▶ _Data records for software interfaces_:
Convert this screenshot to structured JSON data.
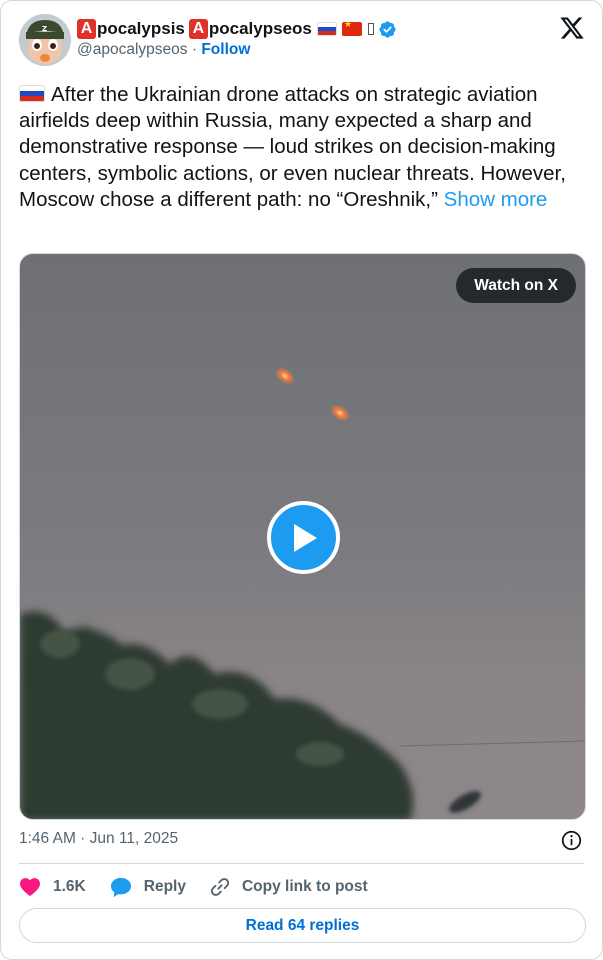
{
  "author": {
    "name_part1": "pocalypsis",
    "name_part2": "pocalypseos",
    "badge_letter": "A",
    "handle": "@apocalypseos",
    "separator": "·",
    "follow_label": "Follow",
    "verified": true
  },
  "tweet": {
    "text": "After the Ukrainian drone attacks on strategic aviation airfields deep within Russia, many expected a sharp and demonstrative response — loud strikes on decision-making centers, symbolic actions, or even nuclear threats. However, Moscow chose a different path: no “Oreshnik,”",
    "show_more_label": "Show more"
  },
  "media": {
    "watch_label": "Watch on X",
    "type": "video"
  },
  "meta": {
    "timestamp": "1:46 AM · Jun 11, 2025"
  },
  "actions": {
    "likes": "1.6K",
    "reply_label": "Reply",
    "copy_label": "Copy link to post",
    "read_replies_label": "Read 64 replies"
  },
  "colors": {
    "accent": "#1d9bf0",
    "link": "#006fd6",
    "like": "#f91880",
    "badge": "#e0322b",
    "secondary_text": "#536471"
  },
  "icons": [
    "avatar",
    "verified-badge-icon",
    "x-logo-icon",
    "play-icon",
    "info-icon",
    "heart-icon",
    "reply-bubble-icon",
    "link-icon"
  ]
}
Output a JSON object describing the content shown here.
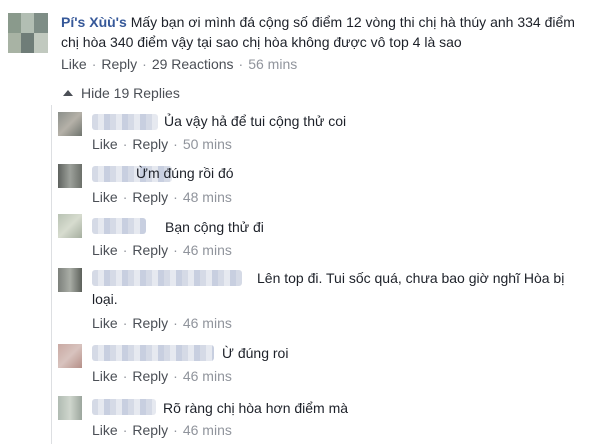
{
  "main_comment": {
    "author": "Pí's Xùù's",
    "text": "Mấy bạn ơi mình đá cộng số điểm 12 vòng thi chị hà thúy anh 334 điểm chị hòa 340 điểm vậy tại sao chị hòa không được vô top 4 là sao",
    "like": "Like",
    "reply": "Reply",
    "reactions": "29 Reactions",
    "time": "56 mins"
  },
  "hide_replies": "Hide 19 Replies",
  "replies": [
    {
      "text": "Ủa vậy hả để tui cộng thử coi",
      "like": "Like",
      "reply": "Reply",
      "time": "50 mins"
    },
    {
      "text": "Ừm đúng rồi đó",
      "like": "Like",
      "reply": "Reply",
      "time": "48 mins"
    },
    {
      "text": "Bạn cộng thử đi",
      "like": "Like",
      "reply": "Reply",
      "time": "46 mins"
    },
    {
      "text": "Lên top đi. Tui sốc quá, chưa bao giờ nghĩ Hòa bị loại.",
      "like": "Like",
      "reply": "Reply",
      "time": "46 mins"
    },
    {
      "text": "Ừ đúng roi",
      "like": "Like",
      "reply": "Reply",
      "time": "46 mins"
    },
    {
      "text": "Rõ ràng chị hòa hơn điểm mà",
      "like": "Like",
      "reply": "Reply",
      "time": "46 mins"
    }
  ],
  "colors": {
    "author_link": "#365899",
    "meta_gray": "#90949c",
    "thread_line": "#dddfe2"
  }
}
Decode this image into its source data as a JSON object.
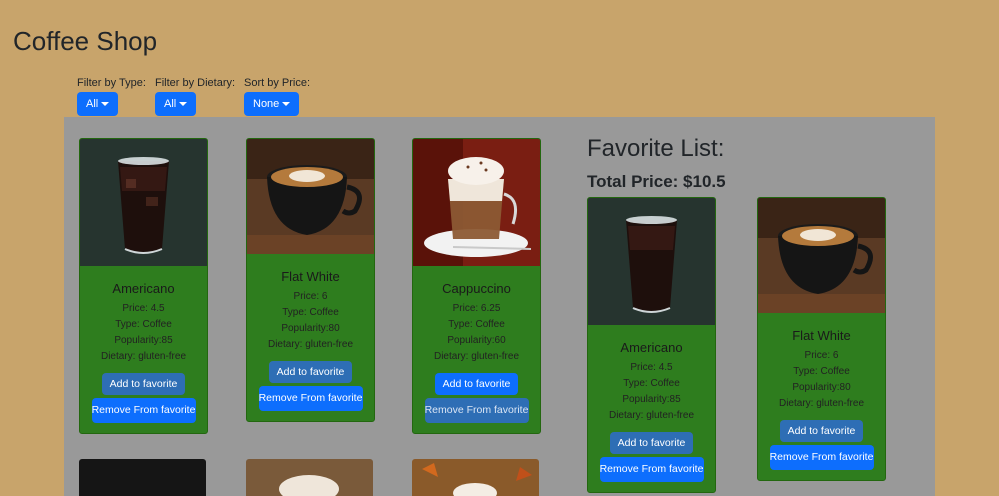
{
  "app": {
    "title": "Coffee Shop"
  },
  "filters": [
    {
      "label": "Filter by Type:",
      "value": "All"
    },
    {
      "label": "Filter by Dietary:",
      "value": "All"
    },
    {
      "label": "Sort by Price:",
      "value": "None"
    }
  ],
  "products": [
    {
      "name": "Americano",
      "price": "Price: 4.5",
      "type": "Type: Coffee",
      "popularity": "Popularity:85",
      "dietary": "Dietary: gluten-free",
      "add_label": "Add to favorite",
      "remove_label": "Remove From favorite",
      "image": "iced-americano"
    },
    {
      "name": "Flat White",
      "price": "Price: 6",
      "type": "Type: Coffee",
      "popularity": "Popularity:80",
      "dietary": "Dietary: gluten-free",
      "add_label": "Add to favorite",
      "remove_label": "Remove From favorite",
      "image": "flat-white-cup"
    },
    {
      "name": "Cappuccino",
      "price": "Price: 6.25",
      "type": "Type: Coffee",
      "popularity": "Popularity:60",
      "dietary": "Dietary: gluten-free",
      "add_label": "Add to favorite",
      "remove_label": "Remove From favorite",
      "image": "cappuccino-glass"
    }
  ],
  "favorites": {
    "title": "Favorite List:",
    "total": "Total Price: $10.5",
    "items": [
      {
        "name": "Americano",
        "price": "Price: 4.5",
        "type": "Type: Coffee",
        "popularity": "Popularity:85",
        "dietary": "Dietary: gluten-free",
        "add_label": "Add to favorite",
        "remove_label": "Remove From favorite"
      },
      {
        "name": "Flat White",
        "price": "Price: 6",
        "type": "Type: Coffee",
        "popularity": "Popularity:80",
        "dietary": "Dietary: gluten-free",
        "add_label": "Add to favorite",
        "remove_label": "Remove From favorite"
      }
    ]
  },
  "colors": {
    "page_bg": "#c8a46b",
    "panel_bg": "#999999",
    "card_bg": "#2e7d1e",
    "primary": "#0d6efd"
  }
}
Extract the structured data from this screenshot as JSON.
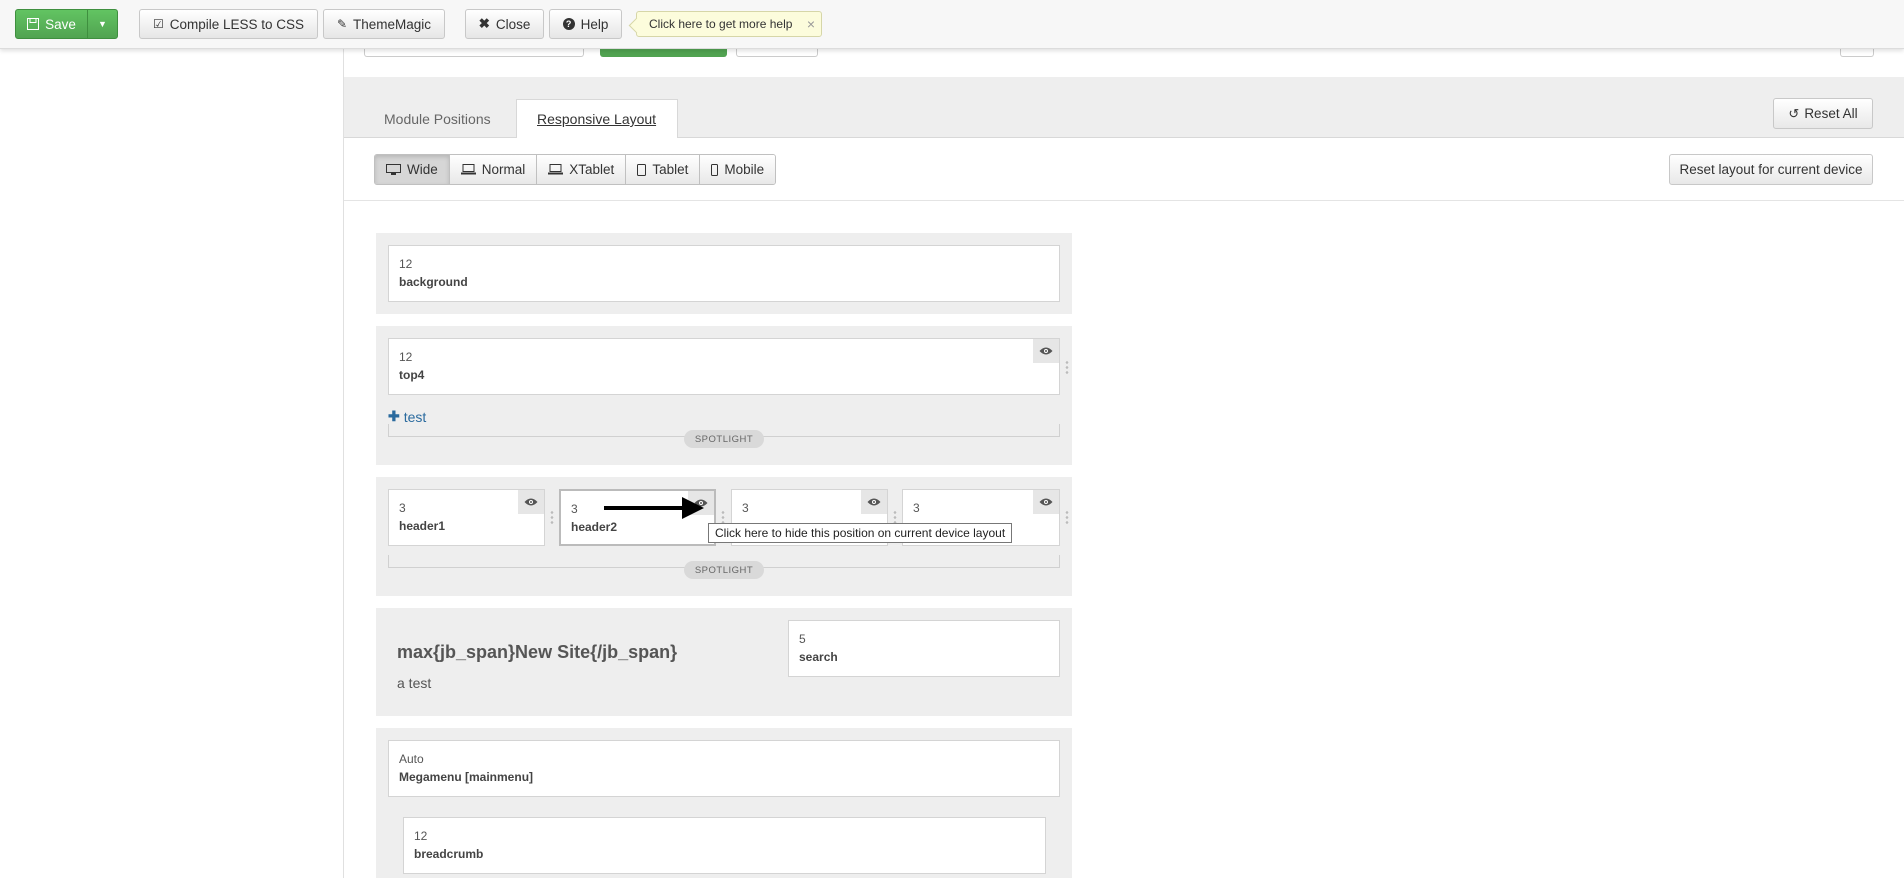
{
  "toolbar": {
    "save_label": "Save",
    "compile_label": "Compile LESS to CSS",
    "thememagic_label": "ThemeMagic",
    "close_label": "Close",
    "help_label": "Help",
    "help_tip": "Click here to get more help",
    "help_tip_close": "×"
  },
  "tabs": {
    "module_positions": "Module Positions",
    "responsive_layout": "Responsive Layout",
    "reset_all": "Reset All"
  },
  "devices": {
    "wide": "Wide",
    "normal": "Normal",
    "xtablet": "XTablet",
    "tablet": "Tablet",
    "mobile": "Mobile",
    "reset_device": "Reset layout for current device"
  },
  "layout": {
    "background": {
      "span": "12",
      "name": "background"
    },
    "top4": {
      "span": "12",
      "name": "top4"
    },
    "add_link": "test",
    "spotlight_label": "SPOTLIGHT",
    "header1": {
      "span": "3",
      "name": "header1"
    },
    "header2": {
      "span": "3",
      "name": "header2"
    },
    "header3": {
      "span": "3"
    },
    "header4": {
      "span": "3"
    },
    "hide_tooltip": "Click here to hide this position on current device layout",
    "logo_title": "max{jb_span}New Site{/jb_span}",
    "logo_sub": "a test",
    "search": {
      "span": "5",
      "name": "search"
    },
    "megamenu": {
      "span": "Auto",
      "name": "Megamenu [mainmenu]"
    },
    "breadcrumb": {
      "span": "12",
      "name": "breadcrumb"
    }
  },
  "colors": {
    "save_green": "#51a351",
    "link_blue": "#2a6a9e",
    "section_grey": "#eeeeee"
  }
}
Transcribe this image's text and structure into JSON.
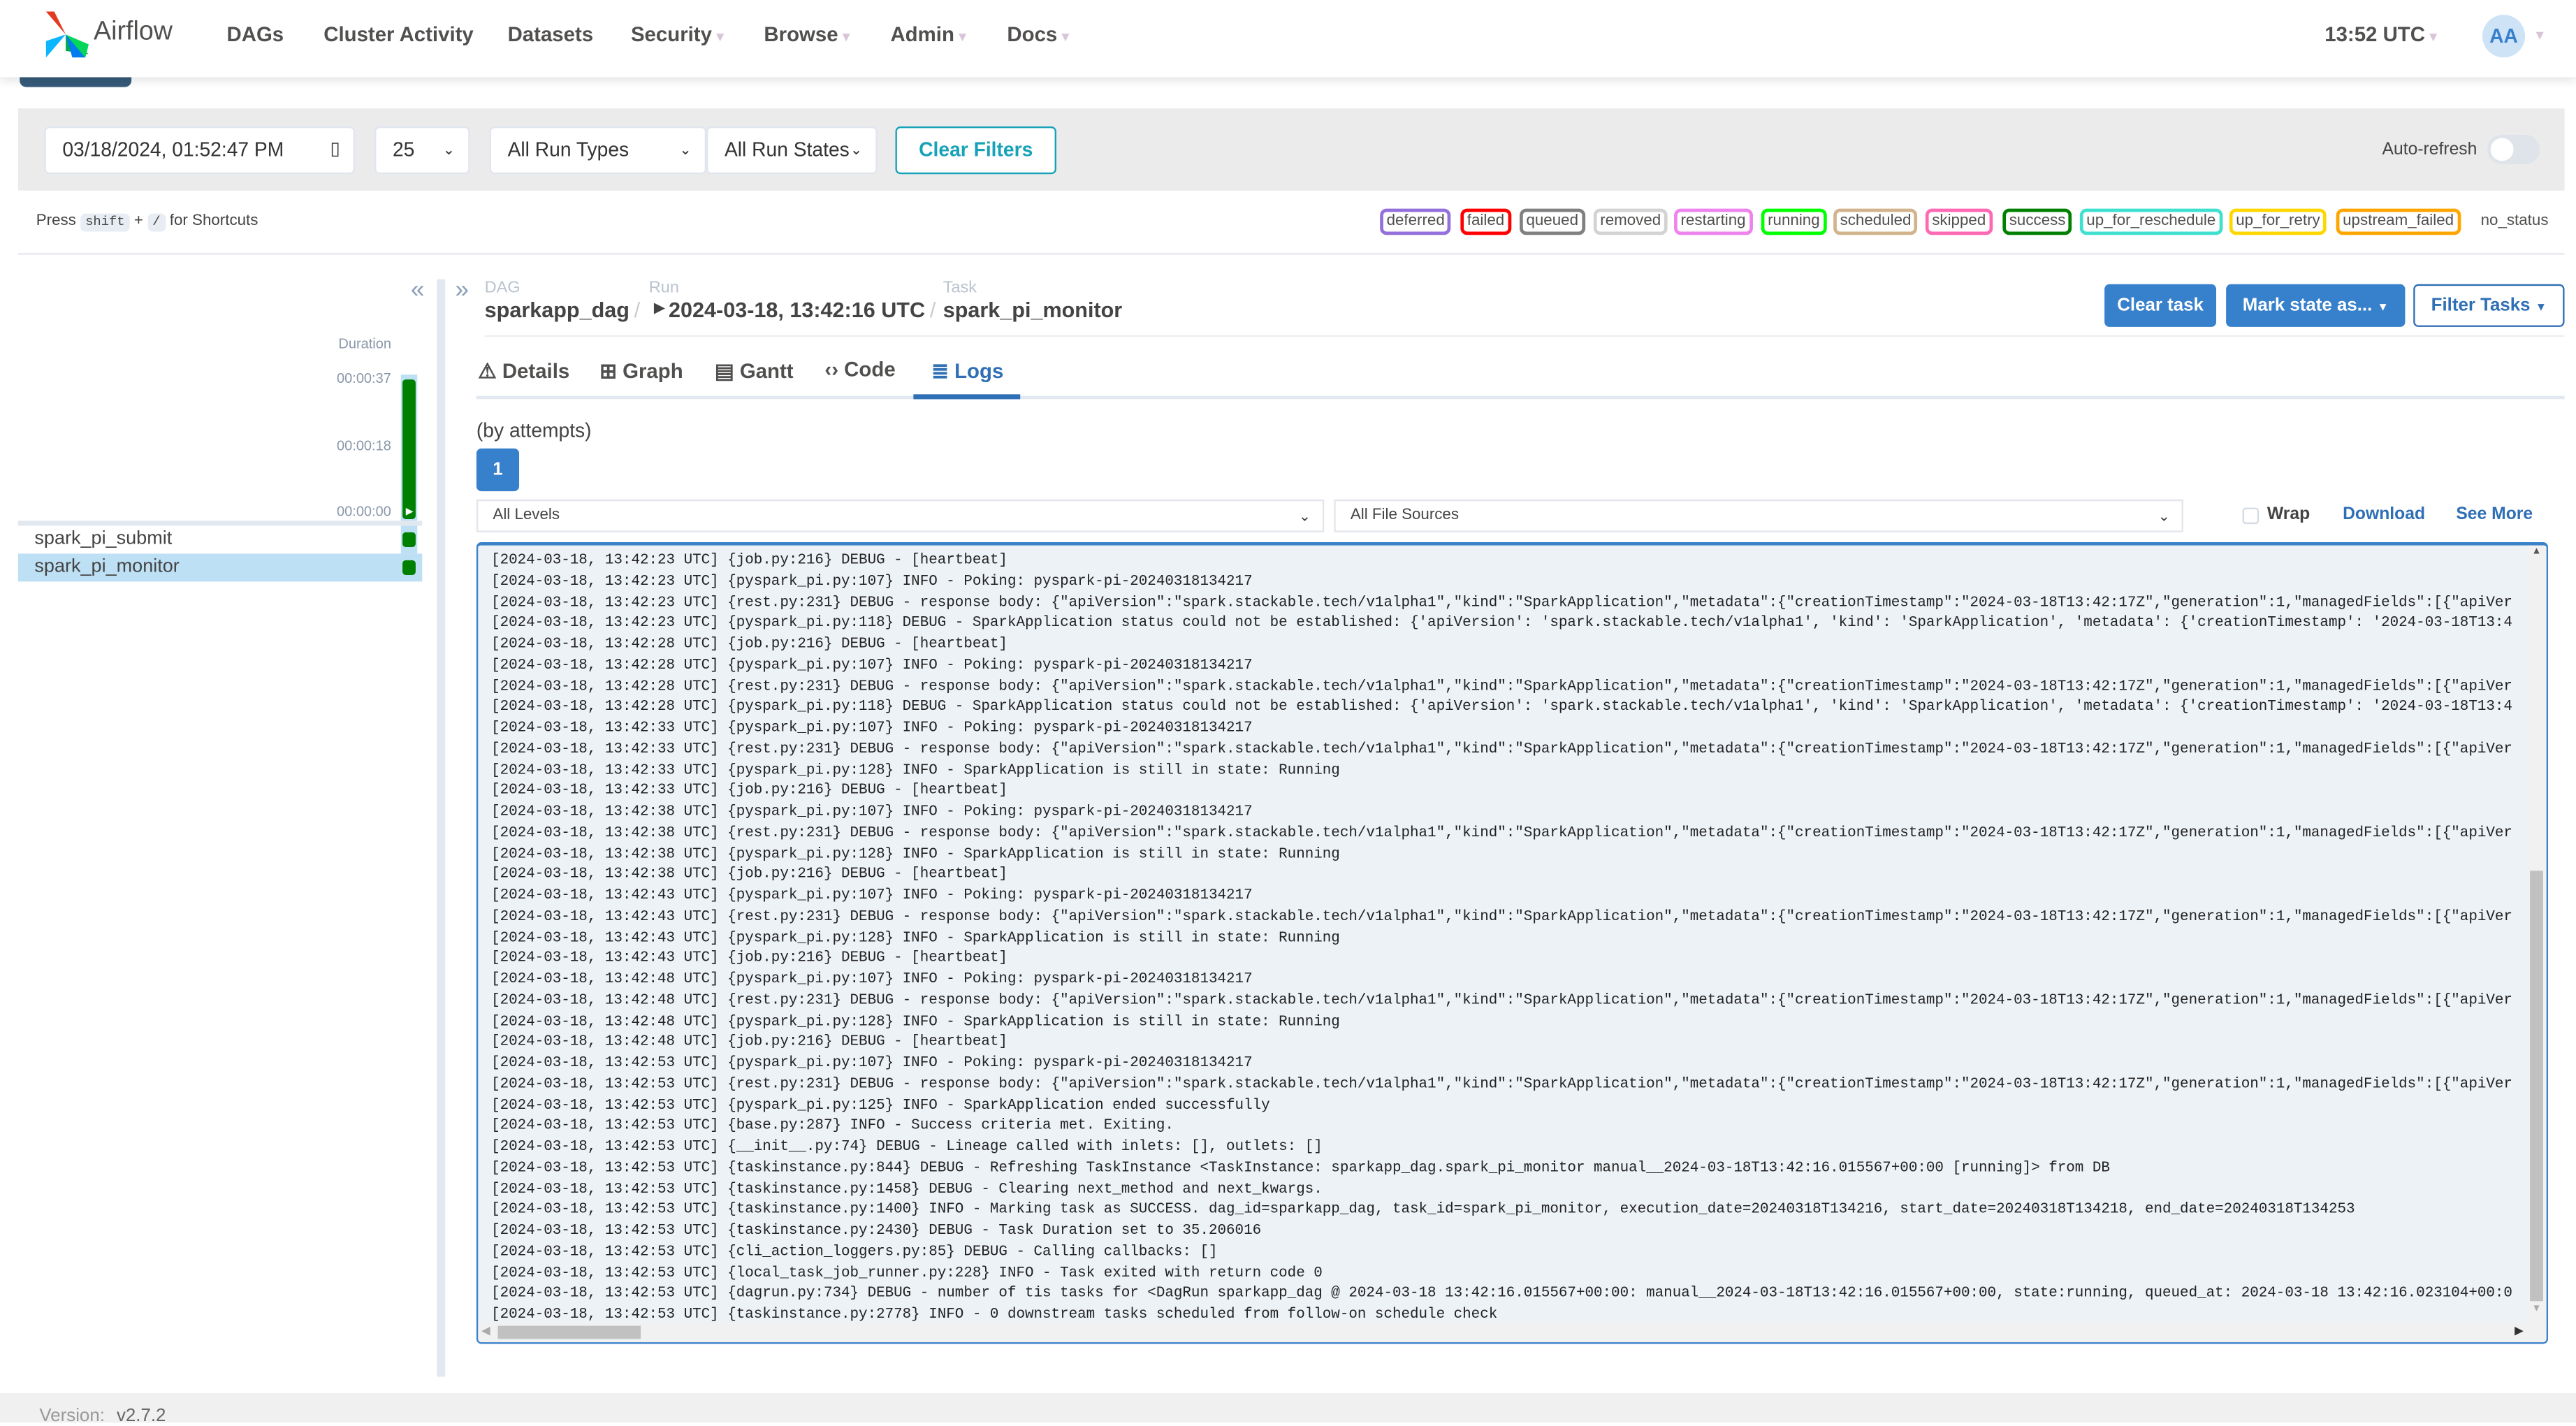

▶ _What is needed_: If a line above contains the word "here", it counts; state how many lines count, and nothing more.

▶ _Task result_: 3